It appears because he has been given a second chance in life, that is, freed from his deathly sickness, he is determined to rededicate his life to the LORD.

He is determined to offer a thanksgiving offering to God and in His Name. He is also determined to fulfil his vows publicly, in the courts of the Lord’s house, Psalm 65:4 / Psalm 84:2 / Psalm 92:13 / Psalm 96:8 / Psalm 100:4 / Psalm 135:2, and in Jerusalem where the tabernacle was located.

Because God had delivered him from the hands of death by healing him of his life-threatening disease, it’s no wonder he ends with the words ‘praise the LORD’, that is, Hallelujah.


The psalmist declared his thankfulness to God for saving him from his life-threatening illness.

As Christians we often have to go through many trials and difficulties in our lives, but how often do we stop to praise God whilst we’re going through those difficult times?
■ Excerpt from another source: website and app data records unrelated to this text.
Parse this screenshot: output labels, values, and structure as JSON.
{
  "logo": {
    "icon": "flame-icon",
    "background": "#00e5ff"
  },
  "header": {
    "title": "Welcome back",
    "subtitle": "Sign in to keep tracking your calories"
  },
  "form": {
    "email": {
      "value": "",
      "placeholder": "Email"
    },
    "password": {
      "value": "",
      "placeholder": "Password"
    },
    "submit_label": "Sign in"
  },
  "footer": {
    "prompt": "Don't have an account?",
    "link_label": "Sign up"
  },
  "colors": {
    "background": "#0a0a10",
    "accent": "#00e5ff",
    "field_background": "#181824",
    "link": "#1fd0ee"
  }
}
How often do we actually praise God afterwards for delivering us from those times?

When we praise God in the midst of our difficulties, our praise actually brings many spiritual benefits to us.

1. When we praise God, it helps us to focus on God and not our difficulties, Psalm 35:28.

2. When we praise God, it helps us remember that those difficulties will help us become stronger, James 1:2-4.

3. When we praise God, it helps us to remain humble, Psalm 35:18.

4. When we praise God, it prevents us from moaning about our difficulties, Hebrews 13:15.

5. When we praise God, it helps us recognise the presence of the Holy Spirit in our lives, Psalm 22:3.

Go To Psalm 117


"I have been crucified with Christ and I no longer live, but Christ lives in me. The life I live in the body, I live by faith in the Son of God, who loved me and gave himself for me."